Hellbound? Talk Back: Part 4, The Patience of Love


#1

Final post of four here and on my blog recapping some of of my talkback with filmmaker Kevin Miller after a viewing of Hellbound?.

This post is about love, power, eschatology and universal reconciliation in Christ.

The best conversation I had was actually after the Q&A, a talk with Caleb who had read my series “On Warfare and Weakness” on my blog (it can be found on the sidebar of Experimental Theology).

If you haven’t read that series in it I work with the notion (leaning heavily upon John Caputo) that God, being love, is a weak force in the world. Caleb’s question had to do with how I reconcile that notion–God is a weak, non-coercive force–with a vision of universal reconciliation in Christ. More specifically, if God is a weak, non-coercive force how does “love win” in the end, especially if evil is a coercive and violent force that will overwhelm the weak force?

Because it seems that if God is going to “make everything right” in the end some sort of top-down exercise of power is going to be needed at some point. Because if love is weakness then won’t evil just keep dominating?

How does love win if love is weakness?

It’s a great question that I told Caleb I’d been struggling with. In the “On Warfare and Weakness” series I bracketed questions of eschatology and focused on the quotidian, everyday existence. But my thoughts about universal reconciliation in Christ pull me into eschatology so I need to make some connections.

Here’s the question to be answered: Is force required to bring about the eventual reconciliation of all things in Christ?

Talking about this afterwards Kevin had a great analogy. He said that whenever people ask him if God has to force people into heaven to make universal reconciliation work his response is often “Does anyone have to force you to watch a sunset?”

The beauty of a sunset, any kind of beauty, is very powerful and forceful. But it’s not a coercive force. It’s something that breaks your heart and moves you. It doesn’t push you. It draws you.

The idea that floated through my head was that love is like the sun and the human heart a vast iceberg. Love melts us.

So I do think there are ways we can think of God drawing us, moving us, melting us in ways that aren’t acts of force and coercion. And if so, then the weakness of love may be powerful enough to win in the end.

But there is a catch I mentioned to Caleb. Love is slow. Everything we’ve just described is going to take lots of time. How long to melt an iceberg, to soften the hardest human heart? It’s going to take a long time.

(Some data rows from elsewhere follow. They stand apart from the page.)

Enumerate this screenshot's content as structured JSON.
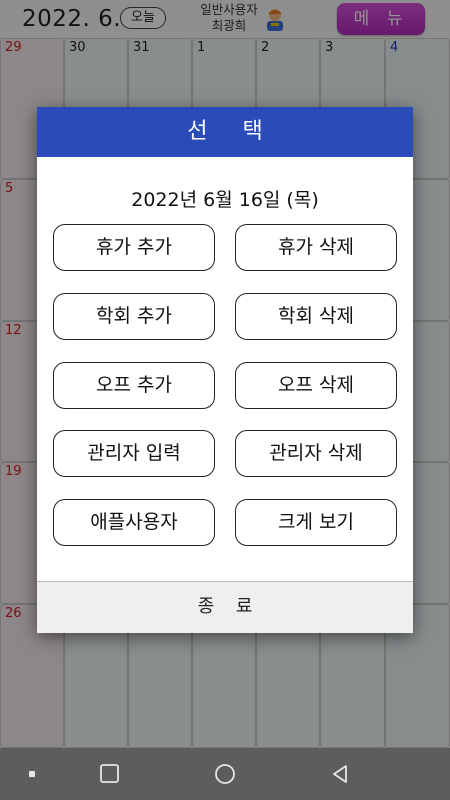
{
  "header": {
    "year_month": "2022. 6.",
    "today_label": "오늘",
    "user_type": "일반사용자",
    "user_name": "최광희",
    "menu_label": "메 뉴"
  },
  "calendar": {
    "weeks": [
      [
        "29",
        "30",
        "31",
        "1",
        "2",
        "3",
        "4"
      ],
      [
        "5",
        "",
        "",
        "",
        "",
        "",
        ""
      ],
      [
        "12",
        "",
        "",
        "",
        "",
        "",
        ""
      ],
      [
        "19",
        "",
        "",
        "",
        "",
        "",
        ""
      ],
      [
        "26",
        "",
        "",
        "",
        "",
        "",
        ""
      ]
    ]
  },
  "dialog": {
    "title": "선 택",
    "date": "2022년 6월 16일 (목)",
    "buttons": [
      "휴가 추가",
      "휴가 삭제",
      "학회 추가",
      "학회 삭제",
      "오프 추가",
      "오프 삭제",
      "관리자 입력",
      "관리자 삭제",
      "애플사용자",
      "크게 보기"
    ],
    "close_label": "종 료"
  },
  "navbar": {
    "icons": [
      "recents-dot-icon",
      "home-square-icon",
      "home-circle-icon",
      "back-triangle-icon"
    ]
  }
}
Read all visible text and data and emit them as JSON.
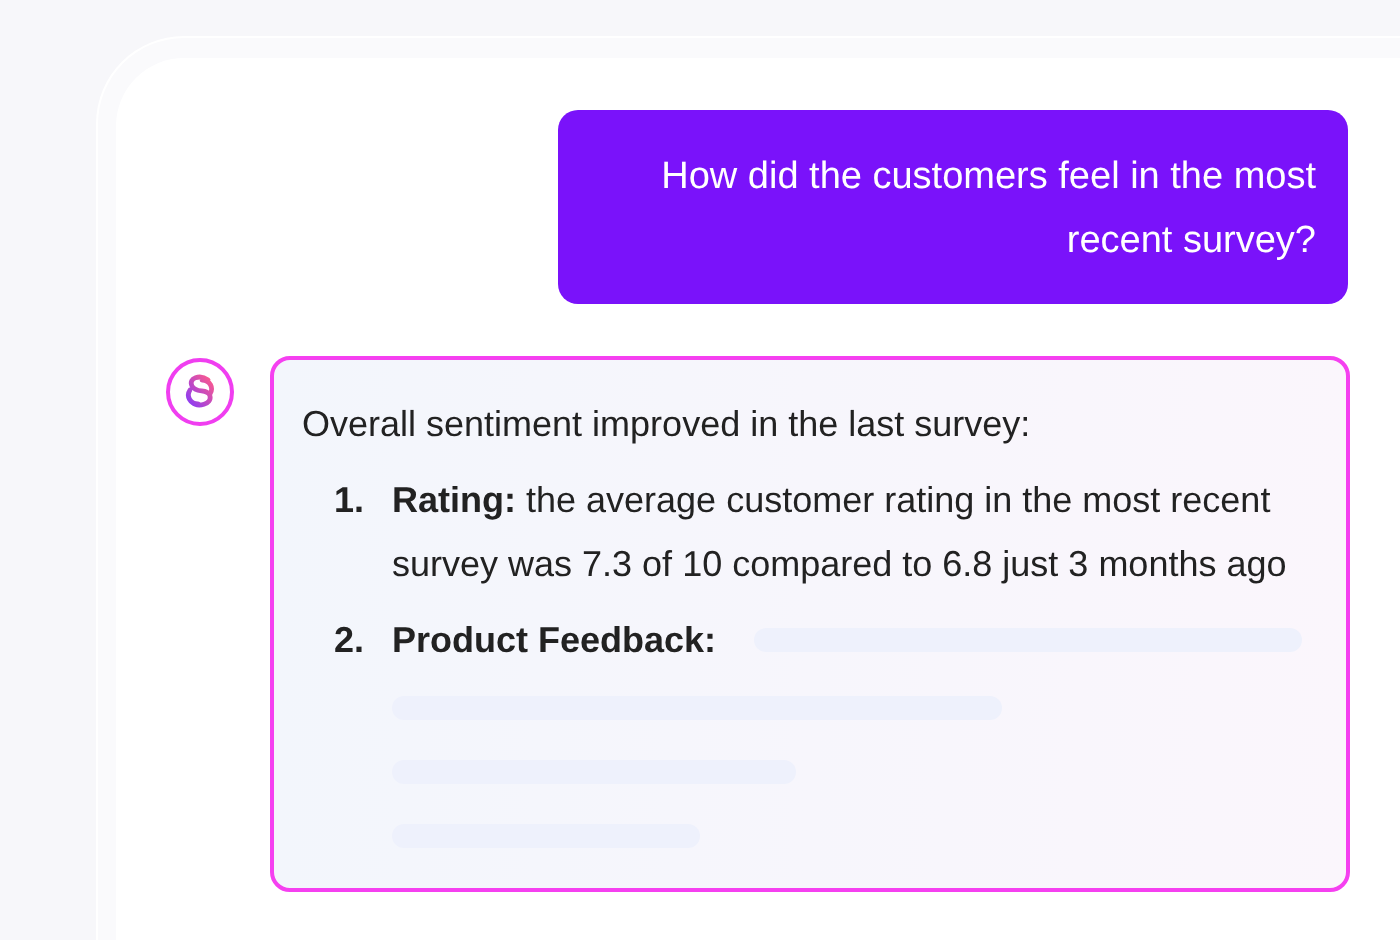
{
  "user_message": {
    "text": "How did the customers feel in the most recent survey?"
  },
  "assistant_message": {
    "intro": "Overall sentiment improved in the last survey:",
    "items": [
      {
        "number": "1.",
        "kind": "text",
        "label": "Rating:",
        "text": "the average customer rating in the most recent survey was 7.3 of 10 compared to 6.8 just 3 months ago"
      },
      {
        "number": "2.",
        "kind": "loading",
        "label": "Product Feedback:"
      }
    ]
  }
}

The point being, love requires patience, an almost infinite patience. And if you can’t wait, if you want to fix stuff now, well, yes, you’re going to have to use force. You’re going to have to start knocking some skulls together to make the Kingdom come.

And I think that’s the key connection. If God is the weak force of love your eschatology has to extend the timeline of God’s salvific work almost indefinitely. Love, to remain non-violent, will require a lot of time. Because if there is a time-limit love will have to shift to force to make everything work out alright in the end. If you put love on a schedule you’ll end up with coercion. “Hurry up” is always going to marginalize love and produce violence.

Which is why I think soteriological systems that have timelines, like the moment of death or Judgment Day, are inherently violent. In these systems love hasn’t been given enough time to do its work, thus God has to step in with force to get the Happy Ending to come in on schedule. In these visions God has to knock some skulls together to make the Kingdom Come. Because of the soteriological deadlines love is rushed and abandoned for violence.

And what I think all this means is that the belief that God is love almost demands the infinite patience of a universalist eschatology. Grace–the slow, non-coercive unwinding of sin–is expressed temporally.

Love wins in the end because love is infinitely and gratuitously patient.


#2

Beautiful and fascinating thoughts Richard. Thanks


#3

I echo Caleb’s comment, Richard. A really illuminating post, thank you.

I wonder, have you read any Robert Farrar Capon? He is very big on the way God exercises - or doesn’t - his power. The following quote from Capon’s book Kingdom, Grace and Judgement: Paradox, Outrage and Vindication in the Parables of Jesus, gives a ready summary of his view of what he calls, borrowing a phrase from Luther, God’s ‘left-handed power’ (my emphases):

Thanks again

Johnny